Finally we have the answer for aged care
The National Aged Care Staffing and Skills Mix Report
The project is the first of its kind in Australia and has collected evidence relating to the need for a staffing methodology that considers both staffing levels (the right number) and skills mix (the right qualification) for residential aged care.
The comprehensive project developed an evidence based complexity profile, tested the elements of care associated with the resident profiles, determined what care interventions were being missed and confirmed the need for, and structure of, a staffing model for residential aged care.
The key findings are:
- Residents should receive an average 4 hours and 18 minutes of care per day - compared to the current 2.84 hours which is currently being provided;
- A skills mix of Registered Nurses (RN) 30%, Enrolled Nurses (EN) 20% and Personal Care Worker (PCA) / AiN 50% is the minimum skills mix to ensure safe residential care;
The project was undertaken by the ANMF in conjunction with the ANMF’s South Australian Branch, the Flinders University Research Team and the University of South Australia, as a result of the “monumental failure” of governments to establish evidence based staffing levels and skills mix in the aged care sector.
The report’s findings reflect feedback from ANMF members working on the ground in aged care and is consistent with the stories from members about the increasing difficulty they experience in providing decent care to residents, many with dementia and other high-complex needs.
Report identifies regular “Missed Care” in residential aged care

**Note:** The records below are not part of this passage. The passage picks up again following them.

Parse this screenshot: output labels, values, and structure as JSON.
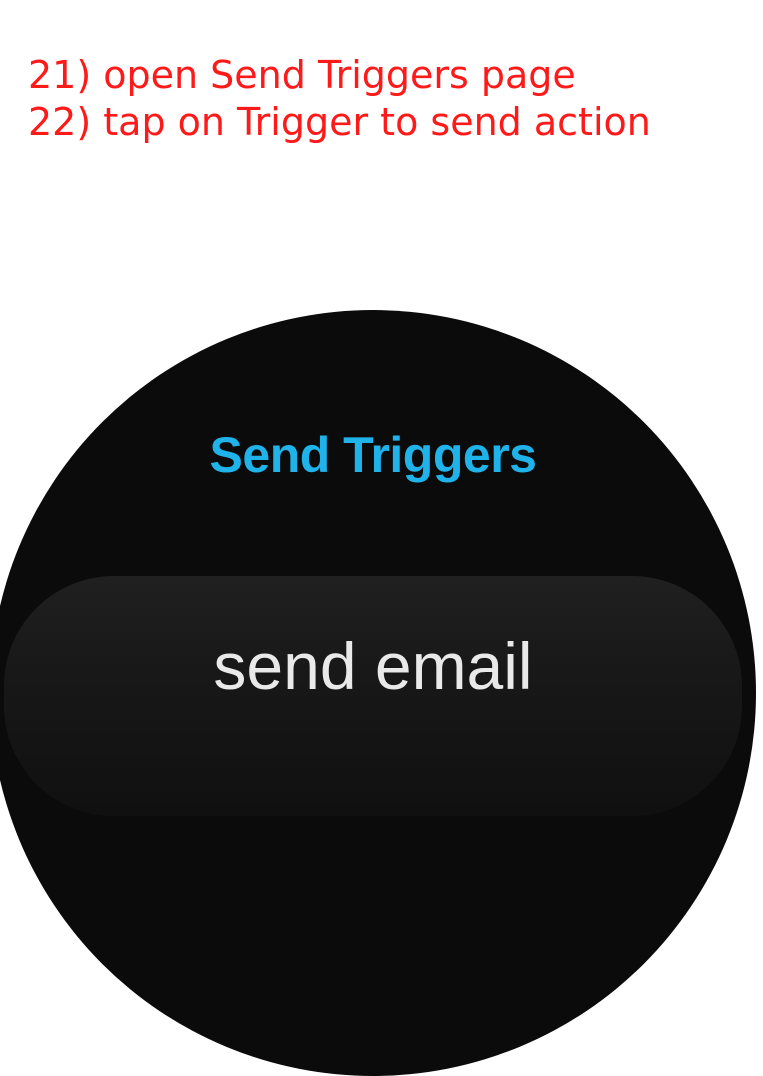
{
  "instructions": [
    "21) open Send Triggers page",
    "22) tap on Trigger to send action"
  ],
  "screen": {
    "title": "Send Triggers",
    "triggers": [
      {
        "label": "send email"
      }
    ]
  },
  "colors": {
    "instruction_text": "#ff1a1a",
    "title": "#1fb3ea",
    "watch_background": "#0b0b0b",
    "item_text": "#e9e9e9"
  }
}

Whilst the number of people in residential aged care has nearly doubled from 134,810 in 1995 to 263,788 in 2014, consecutive governments have failed to legislate the minimum number of staff with necessary skills. As the report shows, missed care is a regular occurrence in residential aged care.

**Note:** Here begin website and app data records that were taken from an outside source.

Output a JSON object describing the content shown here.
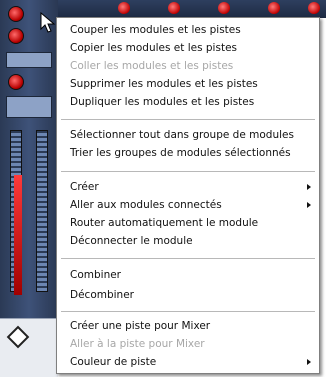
{
  "context_menu": {
    "groups": [
      [
        {
          "label": "Couper les modules et les pistes",
          "enabled": true
        },
        {
          "label": "Copier les modules et les pistes",
          "enabled": true
        },
        {
          "label": "Coller les modules et les pistes",
          "enabled": false
        },
        {
          "label": "Supprimer les modules et les pistes",
          "enabled": true
        },
        {
          "label": "Dupliquer les modules et les pistes",
          "enabled": true
        }
      ],
      [
        {
          "label": "Sélectionner tout dans groupe de modules",
          "enabled": true
        },
        {
          "label": "Trier les groupes de modules sélectionnés",
          "enabled": true
        }
      ],
      [
        {
          "label": "Créer",
          "enabled": true,
          "submenu": true
        },
        {
          "label": "Aller aux modules connectés",
          "enabled": true,
          "submenu": true
        },
        {
          "label": "Router automatiquement le module",
          "enabled": true
        },
        {
          "label": "Déconnecter le module",
          "enabled": true
        }
      ],
      [
        {
          "label": "Combiner",
          "enabled": true
        },
        {
          "label": "Décombiner",
          "enabled": true
        }
      ],
      [
        {
          "label": "Créer une piste pour Mixer",
          "enabled": true
        },
        {
          "label": "Aller à la piste pour Mixer",
          "enabled": false
        },
        {
          "label": "Couleur de piste",
          "enabled": true,
          "submenu": true
        }
      ]
    ]
  },
  "colors": {
    "menu_background": "#ffffff",
    "disabled_text": "#a7a7a7",
    "app_background": "#3e5279",
    "knob_red": "#c00000"
  }
}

The ANMF provided the report to the Chair of the Senate Enquiry into the aged care workforce with the hope the Committee will use the evidence and outcomes and make significant recommendations to legislate minimum staffing levels and skills mix in residential care.
Recommendations from the Committee are due in April 2017.